We live in a mostly democratic world which insinuates that power lies in the majority of people, not to a select few. Although democracy itself is not perfect—and thereby fraught with faults—it had proven itself to be the preferred system under the most ideal conditions. Hence, why many governments the world over had adopted to its scheme. It is in this context where even two unique and heterogeneous nations like Australia and the Philippines may find commonality despite all the diversities.
In a democratic society, the majority vote or mob rule is “king.” Essentially the “voice” of the people represents the wish and desire of a large mixed demographics, typically with the undertone of making change—usually, for the better. If there are a few significant things inherent in the spirit of democracy, they are: wanting the best for everybody and maintaining that everyone’s individual voice counts.

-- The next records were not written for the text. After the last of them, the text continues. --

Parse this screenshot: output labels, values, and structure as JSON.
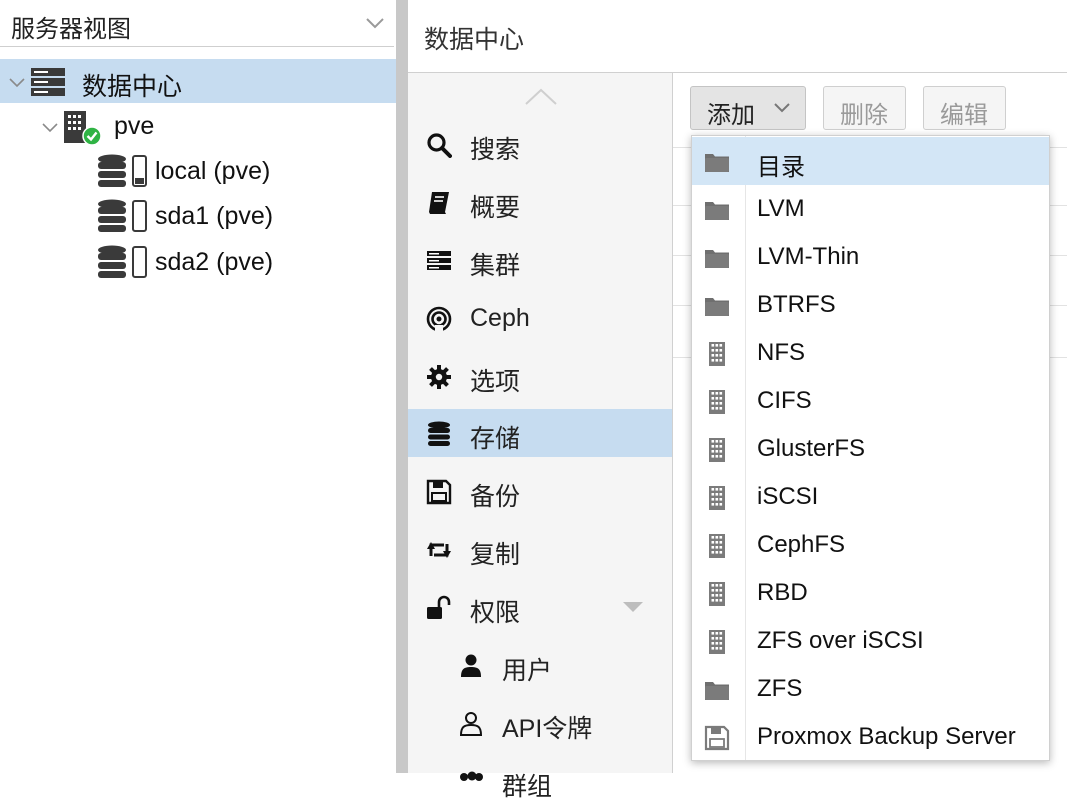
{
  "view_selector": {
    "label": "服务器视图"
  },
  "tree": {
    "datacenter": "数据中心",
    "node": "pve",
    "storages": [
      "local (pve)",
      "sda1 (pve)",
      "sda2 (pve)"
    ]
  },
  "header": {
    "title": "数据中心"
  },
  "nav": {
    "items": [
      "搜索",
      "概要",
      "集群",
      "Ceph",
      "选项",
      "存储",
      "备份",
      "复制",
      "权限"
    ],
    "sub_items": [
      "用户",
      "API令牌",
      "群组"
    ],
    "selected": "存储"
  },
  "toolbar": {
    "add_label": "添加",
    "delete_label": "删除",
    "edit_label": "编辑"
  },
  "add_menu": {
    "items": [
      {
        "label": "目录",
        "icon": "folder-icon"
      },
      {
        "label": "LVM",
        "icon": "folder-icon"
      },
      {
        "label": "LVM-Thin",
        "icon": "folder-icon"
      },
      {
        "label": "BTRFS",
        "icon": "folder-icon"
      },
      {
        "label": "NFS",
        "icon": "building-icon"
      },
      {
        "label": "CIFS",
        "icon": "building-icon"
      },
      {
        "label": "GlusterFS",
        "icon": "building-icon"
      },
      {
        "label": "iSCSI",
        "icon": "building-icon"
      },
      {
        "label": "CephFS",
        "icon": "building-icon"
      },
      {
        "label": "RBD",
        "icon": "building-icon"
      },
      {
        "label": "ZFS over iSCSI",
        "icon": "building-icon"
      },
      {
        "label": "ZFS",
        "icon": "folder-icon"
      },
      {
        "label": "Proxmox Backup Server",
        "icon": "floppy-icon"
      }
    ]
  },
  "colors": {
    "selection": "#c6dcf0",
    "menu_highlight": "#d3e6f6",
    "status_ok": "#2fb344"
  }
}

To reiterate, our established democratic system is truly imperfect which results to a slew of potential problematic outcomes. But these latent results are themselves rooted back to the people who themselves are part of the overall decision-making process—the flaw lies in the very people who are participants of the election process. The democratic system is merely a framework which facilitates the outcome, whether it be good or bad.

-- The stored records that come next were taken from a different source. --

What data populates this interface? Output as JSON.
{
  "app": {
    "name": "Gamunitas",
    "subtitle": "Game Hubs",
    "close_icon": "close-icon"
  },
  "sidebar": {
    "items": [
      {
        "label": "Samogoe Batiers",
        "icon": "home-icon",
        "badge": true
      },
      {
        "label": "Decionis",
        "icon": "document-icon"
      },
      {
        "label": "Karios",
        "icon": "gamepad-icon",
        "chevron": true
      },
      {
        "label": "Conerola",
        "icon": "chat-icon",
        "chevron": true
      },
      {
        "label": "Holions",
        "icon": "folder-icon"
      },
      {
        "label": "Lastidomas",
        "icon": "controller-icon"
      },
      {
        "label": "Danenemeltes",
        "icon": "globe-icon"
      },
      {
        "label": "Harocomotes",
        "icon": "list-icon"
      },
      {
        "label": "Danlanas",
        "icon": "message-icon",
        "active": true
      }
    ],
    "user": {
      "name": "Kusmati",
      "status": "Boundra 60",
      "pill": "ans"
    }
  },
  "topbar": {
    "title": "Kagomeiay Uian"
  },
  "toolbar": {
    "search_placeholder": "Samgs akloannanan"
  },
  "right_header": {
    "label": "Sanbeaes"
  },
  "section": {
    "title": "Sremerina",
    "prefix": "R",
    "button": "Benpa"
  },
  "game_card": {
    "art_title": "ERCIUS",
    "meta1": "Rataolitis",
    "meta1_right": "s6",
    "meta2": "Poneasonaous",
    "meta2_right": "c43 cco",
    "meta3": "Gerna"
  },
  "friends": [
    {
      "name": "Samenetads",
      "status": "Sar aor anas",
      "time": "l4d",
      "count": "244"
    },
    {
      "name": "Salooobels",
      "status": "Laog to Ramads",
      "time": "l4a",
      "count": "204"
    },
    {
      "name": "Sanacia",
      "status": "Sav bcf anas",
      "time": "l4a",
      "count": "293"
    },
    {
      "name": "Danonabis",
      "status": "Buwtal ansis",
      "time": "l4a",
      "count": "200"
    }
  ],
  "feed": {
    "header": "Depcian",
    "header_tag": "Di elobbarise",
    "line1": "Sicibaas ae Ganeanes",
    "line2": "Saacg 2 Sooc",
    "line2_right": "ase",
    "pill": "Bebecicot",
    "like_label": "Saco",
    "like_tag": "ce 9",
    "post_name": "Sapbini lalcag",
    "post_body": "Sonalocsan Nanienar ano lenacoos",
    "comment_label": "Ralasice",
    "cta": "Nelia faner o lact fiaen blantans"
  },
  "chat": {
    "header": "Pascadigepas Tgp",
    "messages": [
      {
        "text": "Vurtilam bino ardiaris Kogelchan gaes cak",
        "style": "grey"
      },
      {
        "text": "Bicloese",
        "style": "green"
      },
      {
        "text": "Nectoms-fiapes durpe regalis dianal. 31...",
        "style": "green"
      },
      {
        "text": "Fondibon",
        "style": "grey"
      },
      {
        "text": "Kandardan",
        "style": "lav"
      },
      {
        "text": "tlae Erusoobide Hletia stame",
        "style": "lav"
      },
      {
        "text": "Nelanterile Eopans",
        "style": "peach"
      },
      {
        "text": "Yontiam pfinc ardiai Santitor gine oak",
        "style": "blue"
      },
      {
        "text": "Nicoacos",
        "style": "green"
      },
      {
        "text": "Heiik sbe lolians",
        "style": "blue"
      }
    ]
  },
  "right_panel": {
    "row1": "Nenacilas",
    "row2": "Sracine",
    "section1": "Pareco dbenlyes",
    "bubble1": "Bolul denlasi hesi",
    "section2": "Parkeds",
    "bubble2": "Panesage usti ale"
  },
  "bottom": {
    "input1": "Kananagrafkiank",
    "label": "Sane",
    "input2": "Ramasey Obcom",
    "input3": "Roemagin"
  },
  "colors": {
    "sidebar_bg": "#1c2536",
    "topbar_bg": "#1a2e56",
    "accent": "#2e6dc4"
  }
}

Now, what does this imply in the country’s up and coming elections and in all elections across the globe in general?
It is to become a wise member of the electorate, one who is kept abreast of all the happenings in politics, especially concerning the people who have the aspirations to hold positions of power that can either be used for good or bad.
Knowing an individual or a political party is paramount as those running for seats; they should represent the interests and common good of the electorate and not just individual or party goals. The track record for service should be scruitinised and the qualification for running for elective positions should be carefully considered. Remember that your one vote does not only determine your own future, but that of the country and of the future generations as well.
Now, while we do not generalise all politicians as “corrupt,” it pays to be vigilant in the assumption that many people are easily swayed with the worldly and thereby stray from the good they originally represented and promised to sustain.
Yet, this is where the power of democracy also comes into good play. If only its participants are well enough informed of the players in its politics, then there is a high chance that intelligent decisions are made. But for this to become a fruition, it would take a prudent population to keep themselves aligned with what is truly good for them which will be reflective on the quality of their vote.